Here's what China's 1st moon landing with astronauts might look like (video)

China is looking to put its first astronauts around the end of the decade and we're now getting glimpses of how this plan may play out. 

A next-generation crewed spacecraft and a lunar lander for the China National Space Administration appeared during a lecture by Wu Yansheng, chairman of China Aerospace Science and Technology Corporation (CASC), the country's main space contractor and builder of spacecraft and Long March rockets, on Dec. 20 broadcast by the China Central Television (opens in new tab) (CCTV).

The pair of animated spacecraft are shown docking while orbiting the moon, before cutting to show an astronaut bearing a People's Republic of China flag descending from the lander onto the lunar surface, and later a pair of astronauts, a planted flag and possibly a rover in the foreground.

Related: The latest news about China's space program

See more

While just animations, there is substance behind them. CASC is known to be working on the various aspects needed to make a crewed lunar landing happen, with other senior space officials stating that a short term lunar mission could be possible before 2030.

A new-generation rocket is being developed to launch the new crew spacecraft, while work is underway on a lunar lander. The country also has its own moon project in answer to NASA's Artemis program, known as the International Lunar Research Station.

China completed its Tiangong space station in low Earth orbit in 2022 in what was a record year for Chinese launches, but the country clearly already has its sights on greater and more distant human spaceflight ambitions. 

Follow us on Twitter @Spacedotcom or on Facebook.

Join our Space Forums to keep talking space on the latest missions, night sky and more! And if you have a news tip, correction or comment, let us know at: community@space.com.

Andrew Jones
Contributing Writer
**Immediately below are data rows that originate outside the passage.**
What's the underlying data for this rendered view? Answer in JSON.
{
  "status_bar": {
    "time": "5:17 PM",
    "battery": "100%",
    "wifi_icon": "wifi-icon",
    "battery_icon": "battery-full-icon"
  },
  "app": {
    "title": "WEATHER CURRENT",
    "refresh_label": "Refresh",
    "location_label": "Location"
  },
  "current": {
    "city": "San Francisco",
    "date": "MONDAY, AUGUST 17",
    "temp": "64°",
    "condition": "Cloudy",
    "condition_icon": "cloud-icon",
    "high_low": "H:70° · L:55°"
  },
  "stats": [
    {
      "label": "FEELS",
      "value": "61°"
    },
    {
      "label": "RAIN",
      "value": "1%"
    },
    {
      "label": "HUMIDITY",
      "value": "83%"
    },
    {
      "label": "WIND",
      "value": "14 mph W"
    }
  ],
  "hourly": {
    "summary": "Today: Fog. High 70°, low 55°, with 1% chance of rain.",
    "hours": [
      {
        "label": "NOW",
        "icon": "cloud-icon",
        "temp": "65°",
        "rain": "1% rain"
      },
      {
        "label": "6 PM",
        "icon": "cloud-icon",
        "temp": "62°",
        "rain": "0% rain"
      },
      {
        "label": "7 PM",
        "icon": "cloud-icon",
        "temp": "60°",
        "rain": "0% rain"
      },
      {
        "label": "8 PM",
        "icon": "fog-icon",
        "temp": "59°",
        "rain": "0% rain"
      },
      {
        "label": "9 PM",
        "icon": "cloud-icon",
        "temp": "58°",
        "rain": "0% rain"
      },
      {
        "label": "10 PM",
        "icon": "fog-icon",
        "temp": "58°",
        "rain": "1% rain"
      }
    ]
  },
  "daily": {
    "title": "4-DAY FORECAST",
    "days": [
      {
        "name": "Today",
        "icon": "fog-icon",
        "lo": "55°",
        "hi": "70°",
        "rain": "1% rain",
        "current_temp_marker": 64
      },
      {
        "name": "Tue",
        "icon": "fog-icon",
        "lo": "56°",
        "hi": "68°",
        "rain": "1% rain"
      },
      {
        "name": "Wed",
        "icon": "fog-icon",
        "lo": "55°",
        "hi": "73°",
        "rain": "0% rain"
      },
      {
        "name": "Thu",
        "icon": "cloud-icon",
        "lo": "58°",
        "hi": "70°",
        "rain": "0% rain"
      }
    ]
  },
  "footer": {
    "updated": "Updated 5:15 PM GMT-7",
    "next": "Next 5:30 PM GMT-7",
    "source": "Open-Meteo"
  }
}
Andrew is a freelance space journalist with a focus on reporting on China's rapidly growing space sector. He began writing for Space.com in 2019 and writes for SpaceNews, IEEE Spectrum, National Geographic, Sky & Telescope, New Scientist and others. Andrew first caught the space bug when, as a youngster, he saw Voyager images of other worlds in our solar system for the first time. Away from space, Andrew enjoys trail running in the forests of Finland. You can follow him on Twitter @AJ_FI (opens in new tab).